[Data excerpts]
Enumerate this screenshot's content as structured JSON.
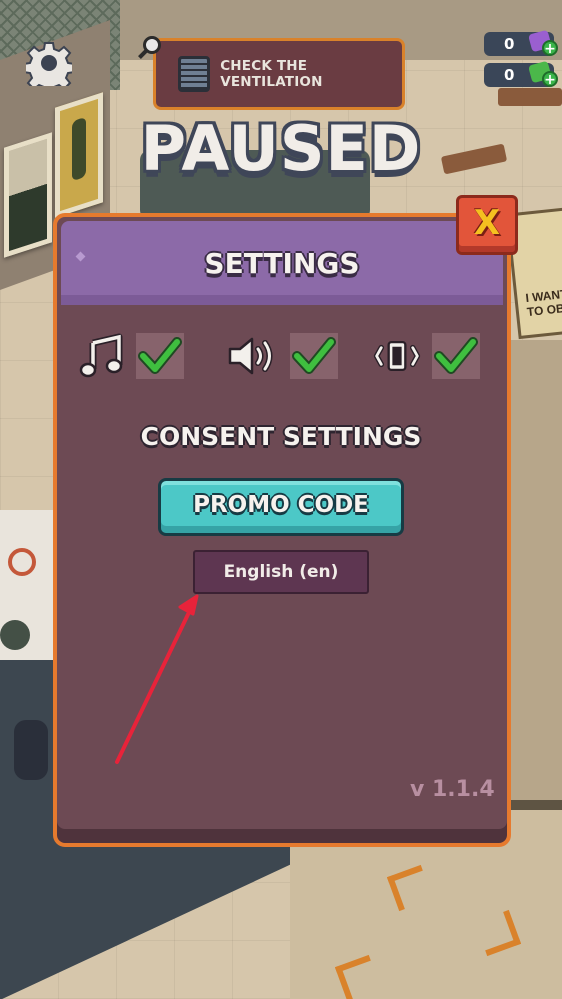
{
  "hud": {
    "objective_label": "CHECK THE VENTILATION",
    "currencies": [
      {
        "icon": "purple-gem-icon",
        "amount": "0",
        "color": "#9a5fd0"
      },
      {
        "icon": "green-cash-icon",
        "amount": "0",
        "color": "#4bb84a"
      }
    ]
  },
  "status_title": "PAUSED",
  "settings": {
    "title": "SETTINGS",
    "toggles": [
      {
        "name": "music",
        "icon": "music-note-icon",
        "enabled": true
      },
      {
        "name": "sound",
        "icon": "speaker-icon",
        "enabled": true
      },
      {
        "name": "vibration",
        "icon": "vibration-icon",
        "enabled": true
      }
    ],
    "consent_label": "CONSENT SETTINGS",
    "promo_label": "PROMO CODE",
    "language_label": "English (en)",
    "version": "v 1.1.4",
    "close_label": "X"
  },
  "background": {
    "poster_text": "I WANT TO OB"
  },
  "colors": {
    "dialog_bg": "#6d4a54",
    "dialog_border": "#e67a2e",
    "header_bg": "#8c6aa8",
    "promo_bg": "#4cc8c7",
    "check_green": "#3fbf3f",
    "close_red": "#e2553a",
    "arrow_red": "#e8233a"
  }
}
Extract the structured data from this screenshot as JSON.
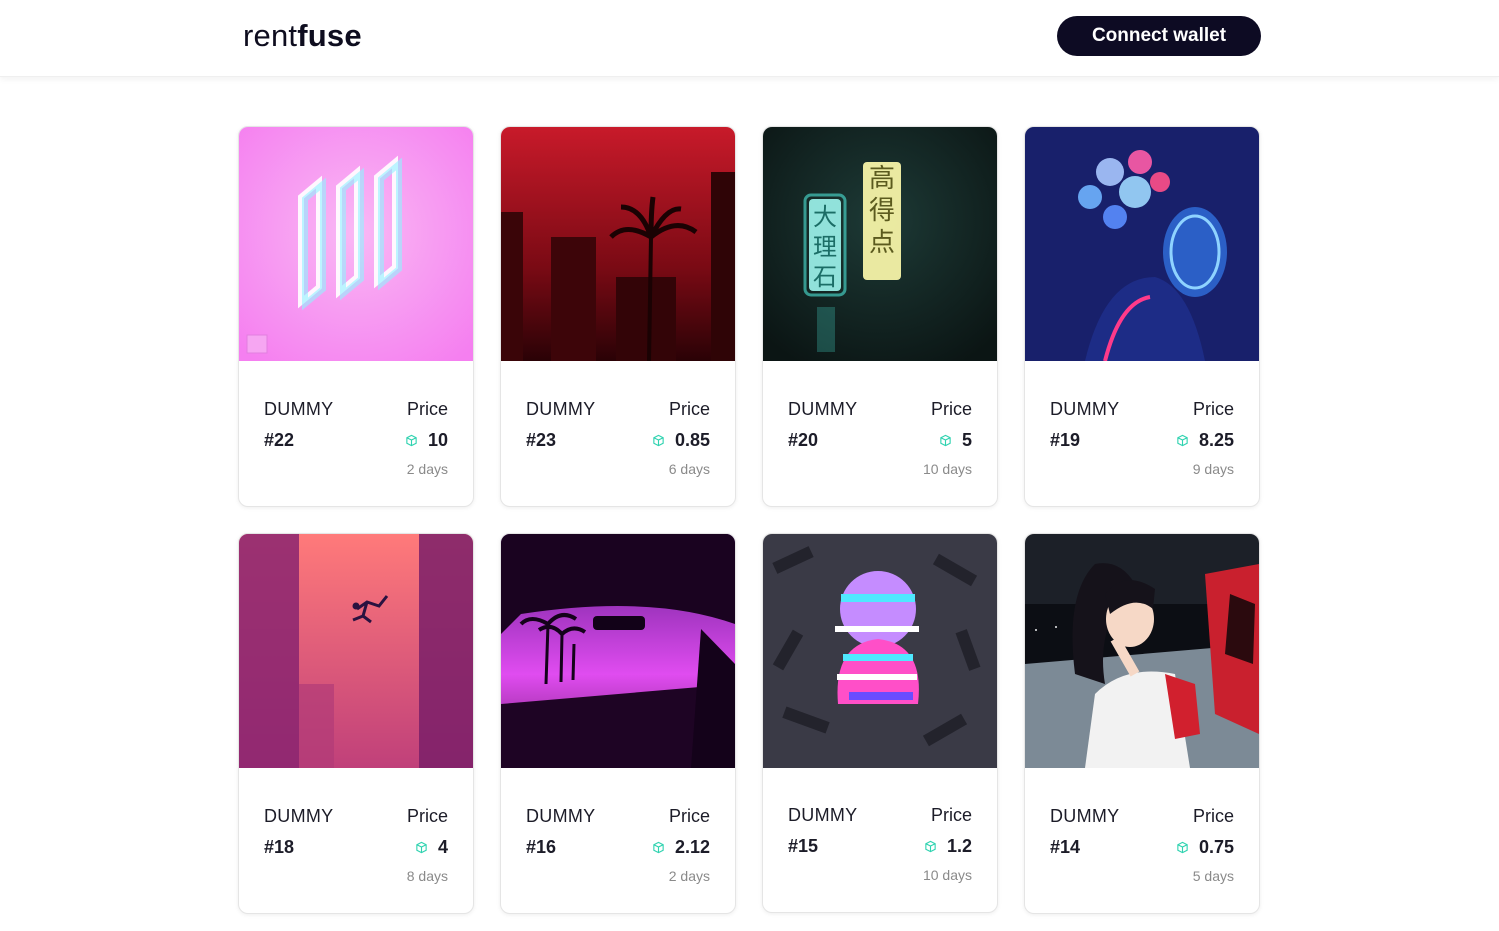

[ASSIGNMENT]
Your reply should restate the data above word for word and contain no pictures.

[ANSWER TO THIS EXERCISE]
Enumerate this screenshot's content as structured JSON.
{
  "hud": {
    "objective_label": "CHECK THE VENTILATION",
    "currencies": [
      {
        "icon": "purple-gem-icon",
        "amount": "0",
        "color": "#9a5fd0"
      },
      {
        "icon": "green-cash-icon",
        "amount": "0",
        "color": "#4bb84a"
      }
    ]
  },
  "status_title": "PAUSED",
  "settings": {
    "title": "SETTINGS",
    "toggles": [
      {
        "name": "music",
        "icon": "music-note-icon",
        "enabled": true
      },
      {
        "name": "sound",
        "icon": "speaker-icon",
        "enabled": true
      },
      {
        "name": "vibration",
        "icon": "vibration-icon",
        "enabled": true
      }
    ],
    "consent_label": "CONSENT SETTINGS",
    "promo_label": "PROMO CODE",
    "language_label": "English (en)",
    "version": "v 1.1.4",
    "close_label": "X"
  },
  "background": {
    "poster_text": "I WANT TO OB"
  },
  "colors": {
    "dialog_bg": "#6d4a54",
    "dialog_border": "#e67a2e",
    "header_bg": "#8c6aa8",
    "promo_bg": "#4cc8c7",
    "check_green": "#3fbf3f",
    "close_red": "#e2553a",
    "arrow_red": "#e8233a"
  }
}
Extract the structured data from this screenshot as JSON.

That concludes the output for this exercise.